[Your objective] All lines of the material that contain "désaccord" must be copied out.

[Data to process]
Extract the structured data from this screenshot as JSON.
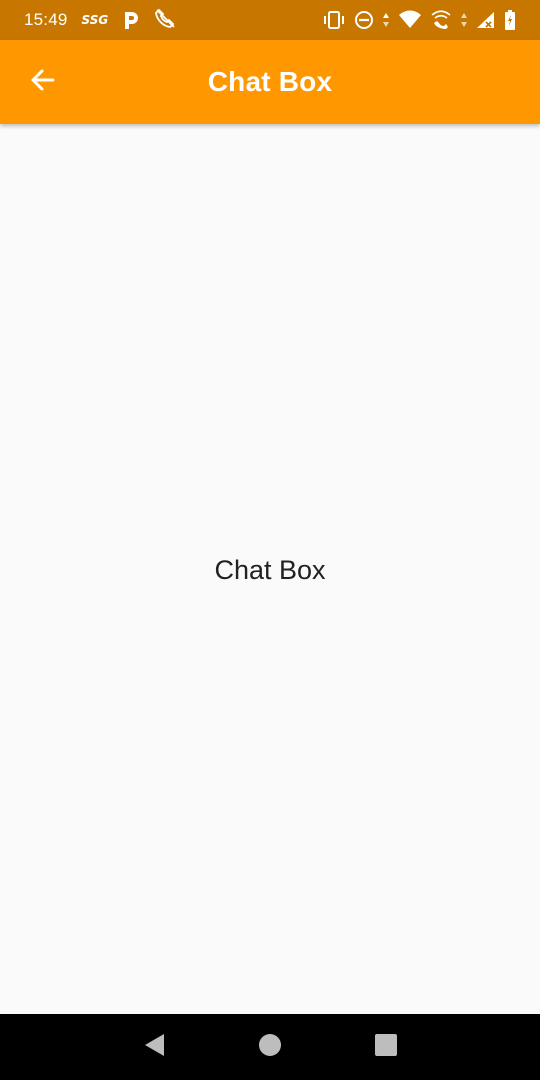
{
  "status_bar": {
    "time": "15:49",
    "carrier_label": "SSG",
    "icons": [
      "ssg-icon",
      "p-app-icon",
      "phone-off-icon",
      "vibrate-icon",
      "dnd-icon",
      "data-arrows-icon",
      "wifi-icon",
      "wifi-calling-icon",
      "signal-icon",
      "battery-icon"
    ],
    "color": "#c77700"
  },
  "app_bar": {
    "title": "Chat Box",
    "back_icon": "arrow-back-icon",
    "color": "#ff9800"
  },
  "content": {
    "center_text": "Chat Box"
  },
  "nav_bar": {
    "buttons": [
      "back-triangle-icon",
      "home-circle-icon",
      "recents-square-icon"
    ]
  }
}
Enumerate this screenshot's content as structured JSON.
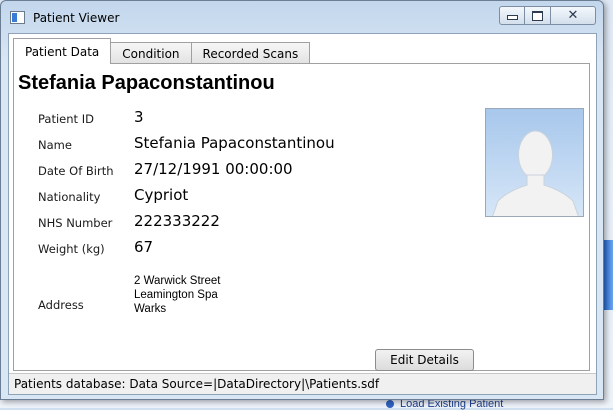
{
  "window": {
    "title": "Patient Viewer",
    "controls": {
      "minimize": "minimize",
      "maximize": "maximize",
      "close": "✕"
    }
  },
  "tabs": [
    {
      "label": "Patient Data",
      "active": true
    },
    {
      "label": "Condition",
      "active": false
    },
    {
      "label": "Recorded Scans",
      "active": false
    }
  ],
  "patient": {
    "heading": "Stefania Papaconstantinou",
    "fields": [
      {
        "label": "Patient ID",
        "value": "3"
      },
      {
        "label": "Name",
        "value": "Stefania Papaconstantinou"
      },
      {
        "label": "Date Of Birth",
        "value": "27/12/1991 00:00:00"
      },
      {
        "label": "Nationality",
        "value": "Cypriot"
      },
      {
        "label": "NHS Number",
        "value": "222333222"
      },
      {
        "label": "Weight (kg)",
        "value": "67"
      }
    ],
    "address_label": "Address",
    "address_lines": [
      "2 Warwick Street",
      "Leamington Spa",
      "Warks"
    ],
    "photo_icon": "person-silhouette-icon"
  },
  "actions": {
    "edit_details": "Edit Details"
  },
  "status": {
    "text": "Patients database: Data Source=|DataDirectory|\\Patients.sdf"
  },
  "background": {
    "link_text": "Load Existing Patient"
  },
  "colors": {
    "accent": "#3a7bd5",
    "photo_bg": "#a7c7ec",
    "silhouette": "#f2f2f2"
  }
}
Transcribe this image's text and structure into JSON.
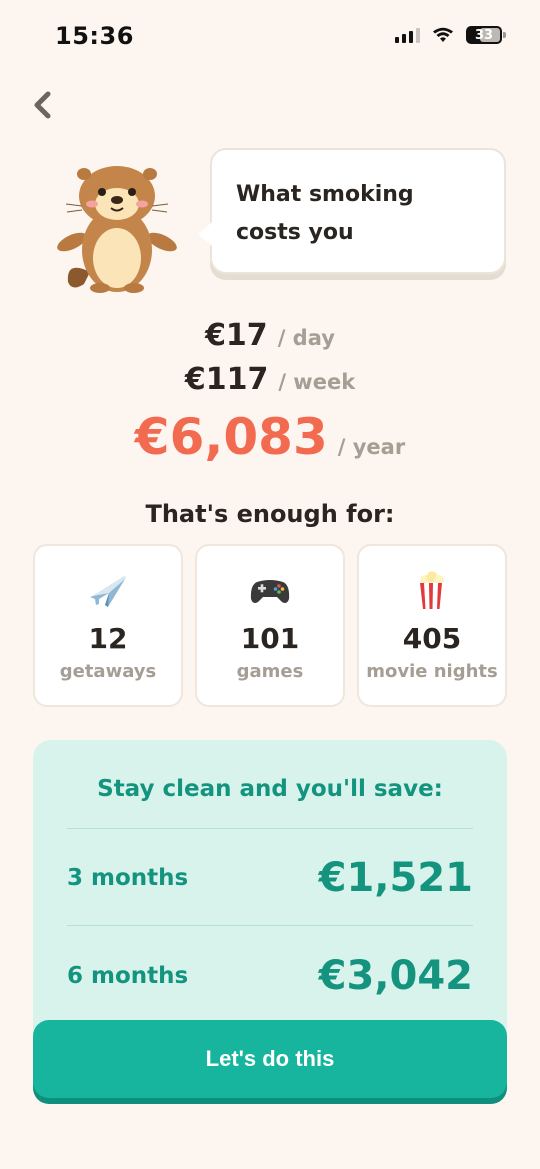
{
  "status_bar": {
    "time": "15:36",
    "battery": "33"
  },
  "bubble": {
    "text": "What smoking costs you"
  },
  "costs": {
    "day": {
      "amount": "€17",
      "period": "/ day"
    },
    "week": {
      "amount": "€117",
      "period": "/ week"
    },
    "year": {
      "amount": "€6,083",
      "period": "/ year"
    }
  },
  "enough": {
    "title": "That's enough for:",
    "items": [
      {
        "icon": "airplane-icon",
        "value": "12",
        "label": "getaways"
      },
      {
        "icon": "gamepad-icon",
        "value": "101",
        "label": "games"
      },
      {
        "icon": "popcorn-icon",
        "value": "405",
        "label": "movie nights"
      }
    ]
  },
  "savings": {
    "title": "Stay clean and you'll save:",
    "rows": [
      {
        "period": "3 months",
        "amount": "€1,521"
      },
      {
        "period": "6 months",
        "amount": "€3,042"
      }
    ]
  },
  "cta": {
    "label": "Let's do this"
  },
  "colors": {
    "accent": "#18b59e",
    "cost_highlight": "#f26a4f",
    "savings_text": "#14937e",
    "background": "#fdf5ef"
  }
}
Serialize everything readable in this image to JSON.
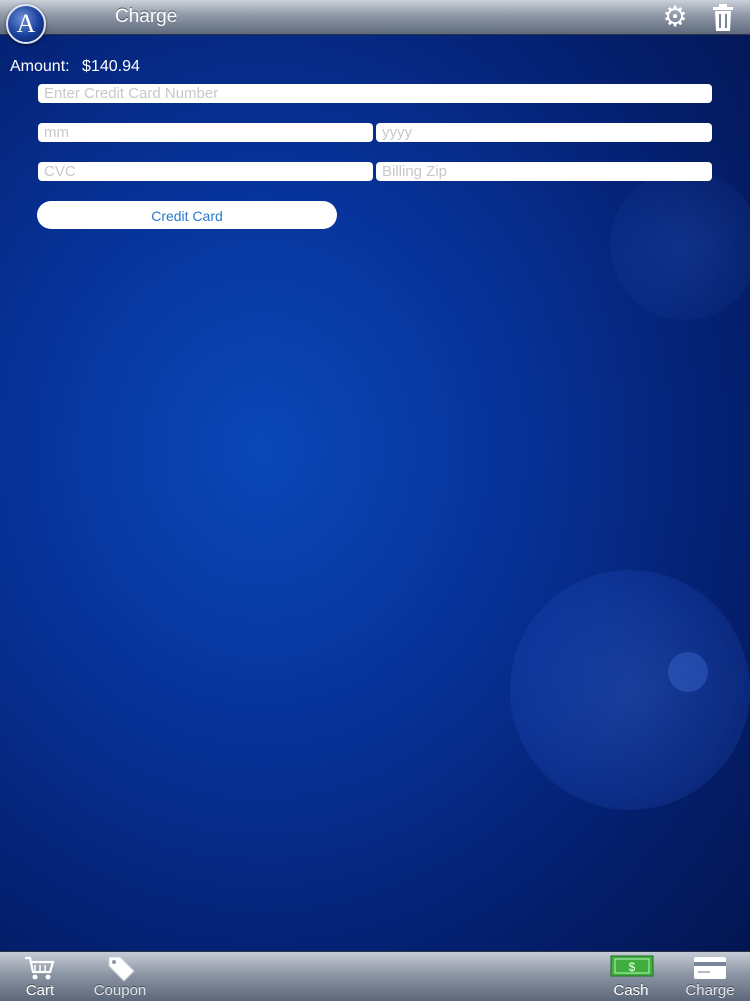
{
  "header": {
    "logo_letter": "A",
    "title": "Charge",
    "settings_icon": "gear-icon",
    "delete_icon": "trash-icon"
  },
  "amount": {
    "label": "Amount:",
    "value": "$140.94"
  },
  "form": {
    "card_number_placeholder": "Enter Credit Card Number",
    "month_placeholder": "mm",
    "year_placeholder": "yyyy",
    "cvc_placeholder": "CVC",
    "zip_placeholder": "Billing Zip",
    "submit_label": "Credit Card"
  },
  "tabbar": {
    "cart_label": "Cart",
    "coupon_label": "Coupon",
    "cash_label": "Cash",
    "charge_label": "Charge"
  },
  "colors": {
    "background": "#07339a",
    "button_text": "#2a7bd0",
    "cash_icon": "#3fae3f"
  }
}
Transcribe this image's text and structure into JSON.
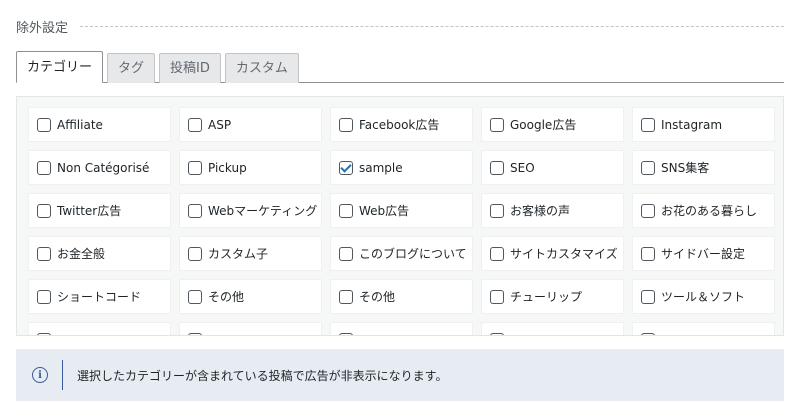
{
  "section": {
    "title": "除外設定"
  },
  "tabs": [
    {
      "label": "カテゴリー",
      "active": true
    },
    {
      "label": "タグ",
      "active": false
    },
    {
      "label": "投稿ID",
      "active": false
    },
    {
      "label": "カスタム",
      "active": false
    }
  ],
  "terms": [
    {
      "label": "Affiliate",
      "checked": false
    },
    {
      "label": "ASP",
      "checked": false
    },
    {
      "label": "Facebook広告",
      "checked": false
    },
    {
      "label": "Google広告",
      "checked": false
    },
    {
      "label": "Instagram",
      "checked": false
    },
    {
      "label": "Non Catégorisé",
      "checked": false
    },
    {
      "label": "Pickup",
      "checked": false
    },
    {
      "label": "sample",
      "checked": true
    },
    {
      "label": "SEO",
      "checked": false
    },
    {
      "label": "SNS集客",
      "checked": false
    },
    {
      "label": "Twitter広告",
      "checked": false
    },
    {
      "label": "Webマーケティング",
      "checked": false
    },
    {
      "label": "Web広告",
      "checked": false
    },
    {
      "label": "お客様の声",
      "checked": false
    },
    {
      "label": "お花のある暮らし",
      "checked": false
    },
    {
      "label": "お金全般",
      "checked": false
    },
    {
      "label": "カスタム子",
      "checked": false
    },
    {
      "label": "このブログについて",
      "checked": false
    },
    {
      "label": "サイトカスタマイズ",
      "checked": false
    },
    {
      "label": "サイドバー設定",
      "checked": false
    },
    {
      "label": "ショートコード",
      "checked": false
    },
    {
      "label": "その他",
      "checked": false
    },
    {
      "label": "その他",
      "checked": false
    },
    {
      "label": "チューリップ",
      "checked": false
    },
    {
      "label": "ツール＆ソフト",
      "checked": false
    },
    {
      "label": "",
      "checked": false
    },
    {
      "label": "",
      "checked": false
    },
    {
      "label": "",
      "checked": false
    },
    {
      "label": "",
      "checked": false
    },
    {
      "label": "",
      "checked": false
    }
  ],
  "notice": {
    "icon": "info-icon",
    "text": "選択したカテゴリーが含まれている投稿で広告が非表示になります。"
  }
}
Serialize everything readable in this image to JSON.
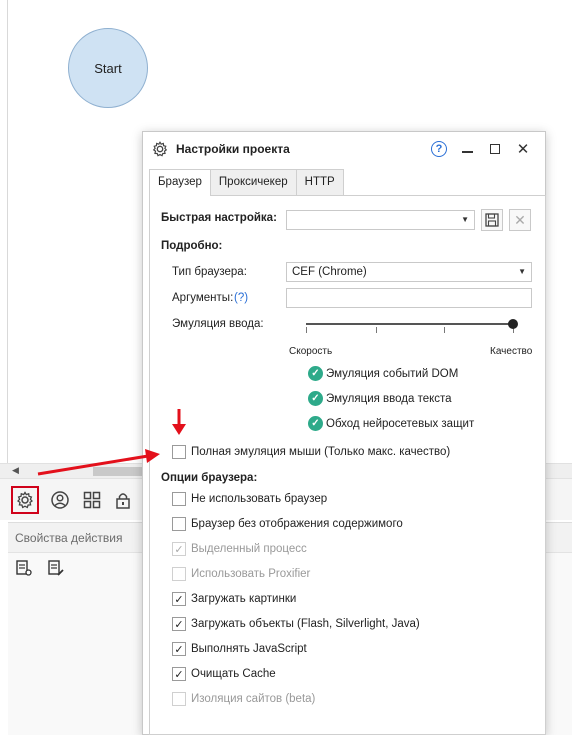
{
  "canvas": {
    "start_node_label": "Start"
  },
  "dialog": {
    "title": "Настройки проекта",
    "tabs": [
      {
        "label": "Браузер",
        "active": true
      },
      {
        "label": "Прокси­чекер",
        "active": false
      },
      {
        "label": "HTTP",
        "active": false
      }
    ],
    "quick_setup_label": "Быстрая настройка:",
    "quick_setup_value": "",
    "details_label": "Подробно:",
    "browser_type_label": "Тип браузера:",
    "browser_type_value": "CEF (Chrome)",
    "args_label": "Аргументы:",
    "args_help": "(?)",
    "args_value": "",
    "input_emulation_label": "Эмуляция ввода:",
    "slider_min_label": "Скорость",
    "slider_max_label": "Качество",
    "slider_value": 1.0,
    "enabled_features": [
      "Эмуляция событий DOM",
      "Эмуляция ввода текста",
      "Обход нейросетевых защит"
    ],
    "full_mouse_emulation": {
      "label": "Полная эмуляция мыши (Только макс. качество)",
      "checked": false
    },
    "browser_options_label": "Опции браузера:",
    "browser_options": [
      {
        "label": "Не использовать браузер",
        "checked": false,
        "disabled": false
      },
      {
        "label": "Браузер без отображения содержимого",
        "checked": false,
        "disabled": false
      },
      {
        "label": "Выделенный процесс",
        "checked": true,
        "disabled": true
      },
      {
        "label": "Использовать Proxifier",
        "checked": false,
        "disabled": true
      },
      {
        "label": "Загружать картинки",
        "checked": true,
        "disabled": false
      },
      {
        "label": "Загружать объекты (Flash, Silverlight, Java)",
        "checked": true,
        "disabled": false
      },
      {
        "label": "Выполнять JavaScript",
        "checked": true,
        "disabled": false
      },
      {
        "label": "Очищать Cache",
        "checked": true,
        "disabled": false
      },
      {
        "label": "Изоляция сайтов (beta)",
        "checked": false,
        "disabled": true
      }
    ]
  },
  "properties_panel": {
    "title": "Свойства действия"
  },
  "colors": {
    "accent": "#2a6fd6",
    "check_green": "#2eaa8a",
    "annotation_red": "#e3101b",
    "start_node_fill": "#cfe2f3"
  }
}
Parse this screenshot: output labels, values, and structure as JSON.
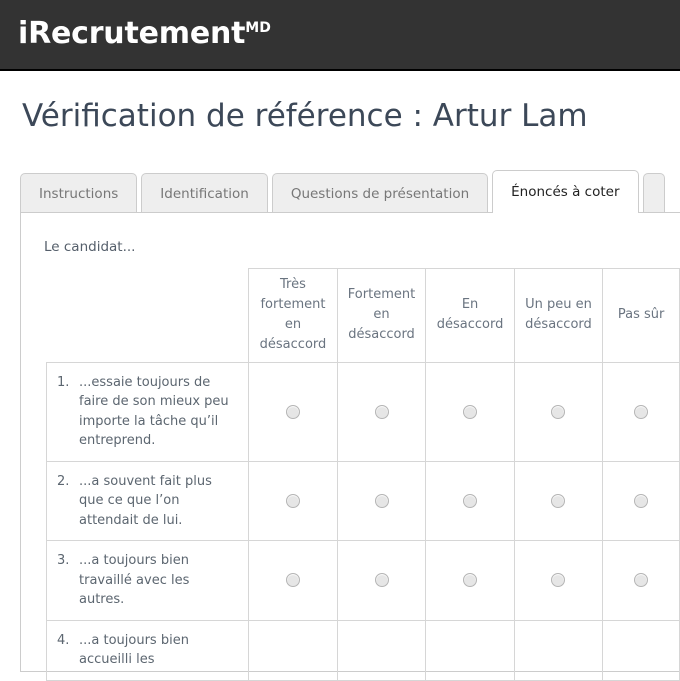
{
  "header": {
    "brand_name": "iRecrutement",
    "brand_superscript": "MD",
    "bar_color": "#333333"
  },
  "page": {
    "title": "Vérification de référence : Artur Lam"
  },
  "tabs": [
    {
      "label": "Instructions",
      "active": false
    },
    {
      "label": "Identification",
      "active": false
    },
    {
      "label": "Questions de présentation",
      "active": false
    },
    {
      "label": "Énoncés à coter",
      "active": true
    },
    {
      "label": "",
      "active": false
    }
  ],
  "panel": {
    "intro": "Le candidat..."
  },
  "grid": {
    "row_header_blank": "",
    "scale_columns": [
      "Très fortement en désaccord",
      "Fortement en désaccord",
      "En désaccord",
      "Un peu en désaccord",
      "Pas sûr"
    ],
    "rows": [
      {
        "number": "1.",
        "text": "...essaie toujours de faire de son mieux peu importe la tâche qu’il entreprend."
      },
      {
        "number": "2.",
        "text": "...a souvent fait plus que ce que l’on attendait de lui."
      },
      {
        "number": "3.",
        "text": "...a toujours bien travaillé avec les autres."
      },
      {
        "number": "4.",
        "text": "...a toujours bien accueilli les"
      }
    ],
    "radio_state": "unselected"
  },
  "colors": {
    "header_bar": "#333333",
    "title_text": "#3c4858",
    "body_text": "#5c6670",
    "tab_inactive_bg": "#eeeeee",
    "tab_active_bg": "#ffffff",
    "border": "#cccccc",
    "grid_border": "#d6d6d6"
  }
}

[Exercise solution]
      "Très fortement en désaccord",
      "Fortement en désaccord",
      "En désaccord",
      "Un peu en désaccord",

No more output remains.